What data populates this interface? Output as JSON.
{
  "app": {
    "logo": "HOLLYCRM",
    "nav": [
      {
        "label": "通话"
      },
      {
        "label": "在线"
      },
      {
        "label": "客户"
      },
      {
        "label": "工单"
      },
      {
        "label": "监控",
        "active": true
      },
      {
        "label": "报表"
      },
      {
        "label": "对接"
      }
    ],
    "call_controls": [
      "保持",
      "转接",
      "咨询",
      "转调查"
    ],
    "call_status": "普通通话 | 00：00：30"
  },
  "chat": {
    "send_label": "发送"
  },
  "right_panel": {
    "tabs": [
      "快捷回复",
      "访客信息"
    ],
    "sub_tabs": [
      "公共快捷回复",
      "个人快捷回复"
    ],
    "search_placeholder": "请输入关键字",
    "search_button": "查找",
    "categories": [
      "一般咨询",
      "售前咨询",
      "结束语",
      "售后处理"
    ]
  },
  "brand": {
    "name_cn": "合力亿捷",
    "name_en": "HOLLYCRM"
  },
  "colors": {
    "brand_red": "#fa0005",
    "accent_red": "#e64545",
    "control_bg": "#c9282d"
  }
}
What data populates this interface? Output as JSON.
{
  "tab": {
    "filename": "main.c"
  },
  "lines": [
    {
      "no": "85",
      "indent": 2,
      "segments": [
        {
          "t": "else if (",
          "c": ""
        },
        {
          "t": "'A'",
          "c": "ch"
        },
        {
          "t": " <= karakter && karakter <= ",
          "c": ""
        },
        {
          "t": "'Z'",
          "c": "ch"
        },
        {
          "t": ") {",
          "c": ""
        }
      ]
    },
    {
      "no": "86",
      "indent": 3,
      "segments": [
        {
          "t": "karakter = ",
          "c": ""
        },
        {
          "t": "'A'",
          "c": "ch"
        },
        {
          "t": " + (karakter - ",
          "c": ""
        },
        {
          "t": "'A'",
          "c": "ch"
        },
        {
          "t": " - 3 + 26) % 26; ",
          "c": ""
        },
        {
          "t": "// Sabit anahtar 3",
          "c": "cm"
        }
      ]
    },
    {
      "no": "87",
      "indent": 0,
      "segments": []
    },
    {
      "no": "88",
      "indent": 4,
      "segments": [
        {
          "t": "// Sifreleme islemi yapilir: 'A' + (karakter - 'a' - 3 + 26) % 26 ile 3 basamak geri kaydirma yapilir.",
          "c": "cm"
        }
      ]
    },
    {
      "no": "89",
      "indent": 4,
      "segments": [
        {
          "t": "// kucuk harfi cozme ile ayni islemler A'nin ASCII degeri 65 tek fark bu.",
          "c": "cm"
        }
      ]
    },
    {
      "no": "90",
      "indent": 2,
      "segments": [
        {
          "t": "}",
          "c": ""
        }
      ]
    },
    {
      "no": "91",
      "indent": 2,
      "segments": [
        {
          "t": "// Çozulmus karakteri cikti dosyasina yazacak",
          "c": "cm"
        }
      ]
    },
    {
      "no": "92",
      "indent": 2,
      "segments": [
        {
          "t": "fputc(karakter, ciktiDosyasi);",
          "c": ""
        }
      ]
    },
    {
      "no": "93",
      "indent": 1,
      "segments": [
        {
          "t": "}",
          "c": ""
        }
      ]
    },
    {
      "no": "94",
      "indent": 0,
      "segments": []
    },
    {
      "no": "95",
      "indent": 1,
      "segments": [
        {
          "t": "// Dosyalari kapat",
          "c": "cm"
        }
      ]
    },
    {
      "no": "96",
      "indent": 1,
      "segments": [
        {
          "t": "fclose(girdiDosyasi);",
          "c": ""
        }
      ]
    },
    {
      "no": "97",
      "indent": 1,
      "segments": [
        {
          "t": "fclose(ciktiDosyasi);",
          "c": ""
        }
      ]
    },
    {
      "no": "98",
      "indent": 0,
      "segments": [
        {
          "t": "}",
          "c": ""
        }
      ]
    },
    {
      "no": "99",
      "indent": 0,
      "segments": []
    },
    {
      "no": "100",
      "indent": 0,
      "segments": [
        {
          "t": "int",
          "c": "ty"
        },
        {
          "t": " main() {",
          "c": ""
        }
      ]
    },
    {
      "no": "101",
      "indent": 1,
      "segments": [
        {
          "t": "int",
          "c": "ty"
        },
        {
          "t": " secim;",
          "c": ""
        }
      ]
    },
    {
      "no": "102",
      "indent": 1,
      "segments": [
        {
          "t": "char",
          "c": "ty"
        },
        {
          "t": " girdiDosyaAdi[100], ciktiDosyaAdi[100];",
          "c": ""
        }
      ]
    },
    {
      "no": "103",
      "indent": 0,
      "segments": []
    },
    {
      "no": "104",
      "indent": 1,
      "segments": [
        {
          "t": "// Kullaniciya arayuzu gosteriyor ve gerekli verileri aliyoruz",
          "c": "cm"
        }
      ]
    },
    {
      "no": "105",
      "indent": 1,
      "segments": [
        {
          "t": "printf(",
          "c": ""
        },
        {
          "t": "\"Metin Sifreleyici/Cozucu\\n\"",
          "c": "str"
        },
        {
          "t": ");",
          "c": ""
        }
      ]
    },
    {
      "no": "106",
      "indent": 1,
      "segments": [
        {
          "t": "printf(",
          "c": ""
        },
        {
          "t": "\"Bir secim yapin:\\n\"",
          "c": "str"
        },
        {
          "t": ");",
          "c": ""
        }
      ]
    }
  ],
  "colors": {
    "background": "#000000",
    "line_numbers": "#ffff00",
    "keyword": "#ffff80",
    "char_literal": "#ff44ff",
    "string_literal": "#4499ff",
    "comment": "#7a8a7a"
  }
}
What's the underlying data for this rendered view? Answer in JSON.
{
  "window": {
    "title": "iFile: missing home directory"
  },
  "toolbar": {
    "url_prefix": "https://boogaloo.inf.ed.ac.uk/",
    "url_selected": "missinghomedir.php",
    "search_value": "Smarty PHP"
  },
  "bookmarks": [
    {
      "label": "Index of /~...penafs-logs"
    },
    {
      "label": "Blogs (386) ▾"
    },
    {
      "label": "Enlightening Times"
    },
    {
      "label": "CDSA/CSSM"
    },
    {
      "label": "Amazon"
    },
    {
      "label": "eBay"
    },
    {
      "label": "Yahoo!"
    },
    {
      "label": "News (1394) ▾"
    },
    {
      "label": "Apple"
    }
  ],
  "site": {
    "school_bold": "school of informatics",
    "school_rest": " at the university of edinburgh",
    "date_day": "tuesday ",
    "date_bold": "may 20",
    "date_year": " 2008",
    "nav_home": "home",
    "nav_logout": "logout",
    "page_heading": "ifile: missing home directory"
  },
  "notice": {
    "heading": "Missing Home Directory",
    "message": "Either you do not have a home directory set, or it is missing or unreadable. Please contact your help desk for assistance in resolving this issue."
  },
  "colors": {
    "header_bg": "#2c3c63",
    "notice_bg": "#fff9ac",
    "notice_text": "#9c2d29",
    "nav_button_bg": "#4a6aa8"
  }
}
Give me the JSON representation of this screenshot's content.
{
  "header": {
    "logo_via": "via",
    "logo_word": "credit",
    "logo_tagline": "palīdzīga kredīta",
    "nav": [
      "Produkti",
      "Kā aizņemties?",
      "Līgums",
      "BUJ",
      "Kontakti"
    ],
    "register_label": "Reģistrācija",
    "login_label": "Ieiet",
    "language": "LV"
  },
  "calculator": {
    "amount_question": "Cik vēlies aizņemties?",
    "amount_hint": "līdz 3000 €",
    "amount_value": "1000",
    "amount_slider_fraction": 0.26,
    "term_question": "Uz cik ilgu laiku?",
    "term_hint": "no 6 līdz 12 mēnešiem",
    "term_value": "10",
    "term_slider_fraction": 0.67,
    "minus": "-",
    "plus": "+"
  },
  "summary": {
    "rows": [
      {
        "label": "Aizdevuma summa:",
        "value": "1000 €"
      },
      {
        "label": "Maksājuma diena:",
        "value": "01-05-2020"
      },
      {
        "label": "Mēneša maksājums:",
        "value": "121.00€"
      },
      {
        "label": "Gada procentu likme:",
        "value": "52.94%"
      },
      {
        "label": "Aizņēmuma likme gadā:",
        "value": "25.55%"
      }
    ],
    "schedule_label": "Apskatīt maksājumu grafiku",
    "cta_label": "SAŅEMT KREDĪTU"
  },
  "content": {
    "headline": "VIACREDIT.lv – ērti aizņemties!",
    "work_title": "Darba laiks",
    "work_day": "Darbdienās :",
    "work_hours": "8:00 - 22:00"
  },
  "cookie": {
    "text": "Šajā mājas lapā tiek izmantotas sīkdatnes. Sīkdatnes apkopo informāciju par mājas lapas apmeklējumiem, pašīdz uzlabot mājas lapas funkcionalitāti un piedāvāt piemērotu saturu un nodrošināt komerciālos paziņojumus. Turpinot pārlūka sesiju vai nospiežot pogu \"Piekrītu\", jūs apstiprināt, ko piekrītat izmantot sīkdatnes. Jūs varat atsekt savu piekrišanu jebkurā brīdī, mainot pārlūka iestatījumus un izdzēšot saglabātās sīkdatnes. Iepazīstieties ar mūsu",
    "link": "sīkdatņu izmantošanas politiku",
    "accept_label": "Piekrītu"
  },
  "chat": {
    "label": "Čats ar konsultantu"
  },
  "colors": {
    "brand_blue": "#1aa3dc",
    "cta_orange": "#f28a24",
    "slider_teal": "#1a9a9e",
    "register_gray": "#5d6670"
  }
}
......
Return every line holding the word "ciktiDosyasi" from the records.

          "t": "fputc(karakter, ciktiDosyasi);",
          "t": "fclose(ciktiDosyasi);",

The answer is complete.